## Your objective:
Print a faithful copy of the data below, word for word, with the pictures left out.

---------------

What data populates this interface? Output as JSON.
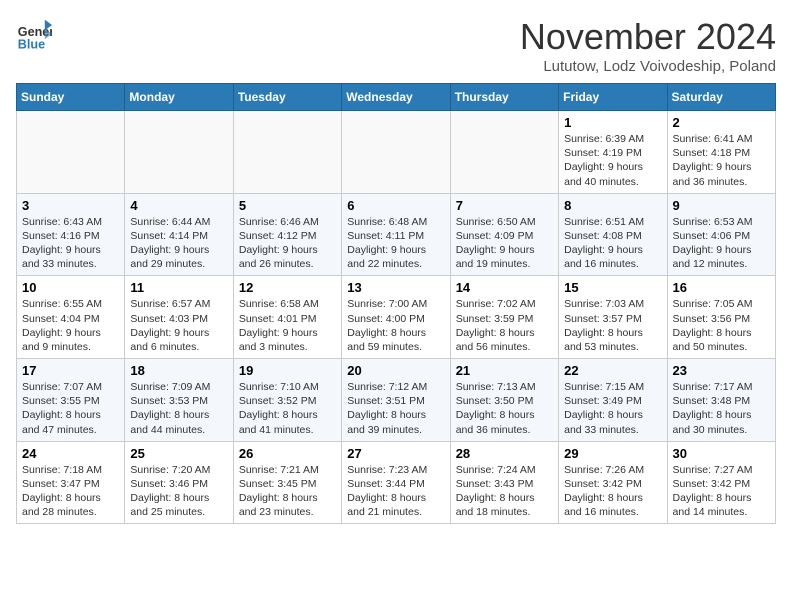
{
  "header": {
    "logo_general": "General",
    "logo_blue": "Blue",
    "month_title": "November 2024",
    "subtitle": "Lututow, Lodz Voivodeship, Poland"
  },
  "weekdays": [
    "Sunday",
    "Monday",
    "Tuesday",
    "Wednesday",
    "Thursday",
    "Friday",
    "Saturday"
  ],
  "weeks": [
    [
      {
        "day": "",
        "info": ""
      },
      {
        "day": "",
        "info": ""
      },
      {
        "day": "",
        "info": ""
      },
      {
        "day": "",
        "info": ""
      },
      {
        "day": "",
        "info": ""
      },
      {
        "day": "1",
        "info": "Sunrise: 6:39 AM\nSunset: 4:19 PM\nDaylight: 9 hours and 40 minutes."
      },
      {
        "day": "2",
        "info": "Sunrise: 6:41 AM\nSunset: 4:18 PM\nDaylight: 9 hours and 36 minutes."
      }
    ],
    [
      {
        "day": "3",
        "info": "Sunrise: 6:43 AM\nSunset: 4:16 PM\nDaylight: 9 hours and 33 minutes."
      },
      {
        "day": "4",
        "info": "Sunrise: 6:44 AM\nSunset: 4:14 PM\nDaylight: 9 hours and 29 minutes."
      },
      {
        "day": "5",
        "info": "Sunrise: 6:46 AM\nSunset: 4:12 PM\nDaylight: 9 hours and 26 minutes."
      },
      {
        "day": "6",
        "info": "Sunrise: 6:48 AM\nSunset: 4:11 PM\nDaylight: 9 hours and 22 minutes."
      },
      {
        "day": "7",
        "info": "Sunrise: 6:50 AM\nSunset: 4:09 PM\nDaylight: 9 hours and 19 minutes."
      },
      {
        "day": "8",
        "info": "Sunrise: 6:51 AM\nSunset: 4:08 PM\nDaylight: 9 hours and 16 minutes."
      },
      {
        "day": "9",
        "info": "Sunrise: 6:53 AM\nSunset: 4:06 PM\nDaylight: 9 hours and 12 minutes."
      }
    ],
    [
      {
        "day": "10",
        "info": "Sunrise: 6:55 AM\nSunset: 4:04 PM\nDaylight: 9 hours and 9 minutes."
      },
      {
        "day": "11",
        "info": "Sunrise: 6:57 AM\nSunset: 4:03 PM\nDaylight: 9 hours and 6 minutes."
      },
      {
        "day": "12",
        "info": "Sunrise: 6:58 AM\nSunset: 4:01 PM\nDaylight: 9 hours and 3 minutes."
      },
      {
        "day": "13",
        "info": "Sunrise: 7:00 AM\nSunset: 4:00 PM\nDaylight: 8 hours and 59 minutes."
      },
      {
        "day": "14",
        "info": "Sunrise: 7:02 AM\nSunset: 3:59 PM\nDaylight: 8 hours and 56 minutes."
      },
      {
        "day": "15",
        "info": "Sunrise: 7:03 AM\nSunset: 3:57 PM\nDaylight: 8 hours and 53 minutes."
      },
      {
        "day": "16",
        "info": "Sunrise: 7:05 AM\nSunset: 3:56 PM\nDaylight: 8 hours and 50 minutes."
      }
    ],
    [
      {
        "day": "17",
        "info": "Sunrise: 7:07 AM\nSunset: 3:55 PM\nDaylight: 8 hours and 47 minutes."
      },
      {
        "day": "18",
        "info": "Sunrise: 7:09 AM\nSunset: 3:53 PM\nDaylight: 8 hours and 44 minutes."
      },
      {
        "day": "19",
        "info": "Sunrise: 7:10 AM\nSunset: 3:52 PM\nDaylight: 8 hours and 41 minutes."
      },
      {
        "day": "20",
        "info": "Sunrise: 7:12 AM\nSunset: 3:51 PM\nDaylight: 8 hours and 39 minutes."
      },
      {
        "day": "21",
        "info": "Sunrise: 7:13 AM\nSunset: 3:50 PM\nDaylight: 8 hours and 36 minutes."
      },
      {
        "day": "22",
        "info": "Sunrise: 7:15 AM\nSunset: 3:49 PM\nDaylight: 8 hours and 33 minutes."
      },
      {
        "day": "23",
        "info": "Sunrise: 7:17 AM\nSunset: 3:48 PM\nDaylight: 8 hours and 30 minutes."
      }
    ],
    [
      {
        "day": "24",
        "info": "Sunrise: 7:18 AM\nSunset: 3:47 PM\nDaylight: 8 hours and 28 minutes."
      },
      {
        "day": "25",
        "info": "Sunrise: 7:20 AM\nSunset: 3:46 PM\nDaylight: 8 hours and 25 minutes."
      },
      {
        "day": "26",
        "info": "Sunrise: 7:21 AM\nSunset: 3:45 PM\nDaylight: 8 hours and 23 minutes."
      },
      {
        "day": "27",
        "info": "Sunrise: 7:23 AM\nSunset: 3:44 PM\nDaylight: 8 hours and 21 minutes."
      },
      {
        "day": "28",
        "info": "Sunrise: 7:24 AM\nSunset: 3:43 PM\nDaylight: 8 hours and 18 minutes."
      },
      {
        "day": "29",
        "info": "Sunrise: 7:26 AM\nSunset: 3:42 PM\nDaylight: 8 hours and 16 minutes."
      },
      {
        "day": "30",
        "info": "Sunrise: 7:27 AM\nSunset: 3:42 PM\nDaylight: 8 hours and 14 minutes."
      }
    ]
  ]
}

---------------

## Expected answer:
What data populates this interface? Output as JSON.
{
  "header": {
    "logo_general": "General",
    "logo_blue": "Blue",
    "month_title": "November 2024",
    "subtitle": "Lututow, Lodz Voivodeship, Poland"
  },
  "weekdays": [
    "Sunday",
    "Monday",
    "Tuesday",
    "Wednesday",
    "Thursday",
    "Friday",
    "Saturday"
  ],
  "weeks": [
    [
      {
        "day": "",
        "info": ""
      },
      {
        "day": "",
        "info": ""
      },
      {
        "day": "",
        "info": ""
      },
      {
        "day": "",
        "info": ""
      },
      {
        "day": "",
        "info": ""
      },
      {
        "day": "1",
        "info": "Sunrise: 6:39 AM\nSunset: 4:19 PM\nDaylight: 9 hours and 40 minutes."
      },
      {
        "day": "2",
        "info": "Sunrise: 6:41 AM\nSunset: 4:18 PM\nDaylight: 9 hours and 36 minutes."
      }
    ],
    [
      {
        "day": "3",
        "info": "Sunrise: 6:43 AM\nSunset: 4:16 PM\nDaylight: 9 hours and 33 minutes."
      },
      {
        "day": "4",
        "info": "Sunrise: 6:44 AM\nSunset: 4:14 PM\nDaylight: 9 hours and 29 minutes."
      },
      {
        "day": "5",
        "info": "Sunrise: 6:46 AM\nSunset: 4:12 PM\nDaylight: 9 hours and 26 minutes."
      },
      {
        "day": "6",
        "info": "Sunrise: 6:48 AM\nSunset: 4:11 PM\nDaylight: 9 hours and 22 minutes."
      },
      {
        "day": "7",
        "info": "Sunrise: 6:50 AM\nSunset: 4:09 PM\nDaylight: 9 hours and 19 minutes."
      },
      {
        "day": "8",
        "info": "Sunrise: 6:51 AM\nSunset: 4:08 PM\nDaylight: 9 hours and 16 minutes."
      },
      {
        "day": "9",
        "info": "Sunrise: 6:53 AM\nSunset: 4:06 PM\nDaylight: 9 hours and 12 minutes."
      }
    ],
    [
      {
        "day": "10",
        "info": "Sunrise: 6:55 AM\nSunset: 4:04 PM\nDaylight: 9 hours and 9 minutes."
      },
      {
        "day": "11",
        "info": "Sunrise: 6:57 AM\nSunset: 4:03 PM\nDaylight: 9 hours and 6 minutes."
      },
      {
        "day": "12",
        "info": "Sunrise: 6:58 AM\nSunset: 4:01 PM\nDaylight: 9 hours and 3 minutes."
      },
      {
        "day": "13",
        "info": "Sunrise: 7:00 AM\nSunset: 4:00 PM\nDaylight: 8 hours and 59 minutes."
      },
      {
        "day": "14",
        "info": "Sunrise: 7:02 AM\nSunset: 3:59 PM\nDaylight: 8 hours and 56 minutes."
      },
      {
        "day": "15",
        "info": "Sunrise: 7:03 AM\nSunset: 3:57 PM\nDaylight: 8 hours and 53 minutes."
      },
      {
        "day": "16",
        "info": "Sunrise: 7:05 AM\nSunset: 3:56 PM\nDaylight: 8 hours and 50 minutes."
      }
    ],
    [
      {
        "day": "17",
        "info": "Sunrise: 7:07 AM\nSunset: 3:55 PM\nDaylight: 8 hours and 47 minutes."
      },
      {
        "day": "18",
        "info": "Sunrise: 7:09 AM\nSunset: 3:53 PM\nDaylight: 8 hours and 44 minutes."
      },
      {
        "day": "19",
        "info": "Sunrise: 7:10 AM\nSunset: 3:52 PM\nDaylight: 8 hours and 41 minutes."
      },
      {
        "day": "20",
        "info": "Sunrise: 7:12 AM\nSunset: 3:51 PM\nDaylight: 8 hours and 39 minutes."
      },
      {
        "day": "21",
        "info": "Sunrise: 7:13 AM\nSunset: 3:50 PM\nDaylight: 8 hours and 36 minutes."
      },
      {
        "day": "22",
        "info": "Sunrise: 7:15 AM\nSunset: 3:49 PM\nDaylight: 8 hours and 33 minutes."
      },
      {
        "day": "23",
        "info": "Sunrise: 7:17 AM\nSunset: 3:48 PM\nDaylight: 8 hours and 30 minutes."
      }
    ],
    [
      {
        "day": "24",
        "info": "Sunrise: 7:18 AM\nSunset: 3:47 PM\nDaylight: 8 hours and 28 minutes."
      },
      {
        "day": "25",
        "info": "Sunrise: 7:20 AM\nSunset: 3:46 PM\nDaylight: 8 hours and 25 minutes."
      },
      {
        "day": "26",
        "info": "Sunrise: 7:21 AM\nSunset: 3:45 PM\nDaylight: 8 hours and 23 minutes."
      },
      {
        "day": "27",
        "info": "Sunrise: 7:23 AM\nSunset: 3:44 PM\nDaylight: 8 hours and 21 minutes."
      },
      {
        "day": "28",
        "info": "Sunrise: 7:24 AM\nSunset: 3:43 PM\nDaylight: 8 hours and 18 minutes."
      },
      {
        "day": "29",
        "info": "Sunrise: 7:26 AM\nSunset: 3:42 PM\nDaylight: 8 hours and 16 minutes."
      },
      {
        "day": "30",
        "info": "Sunrise: 7:27 AM\nSunset: 3:42 PM\nDaylight: 8 hours and 14 minutes."
      }
    ]
  ]
}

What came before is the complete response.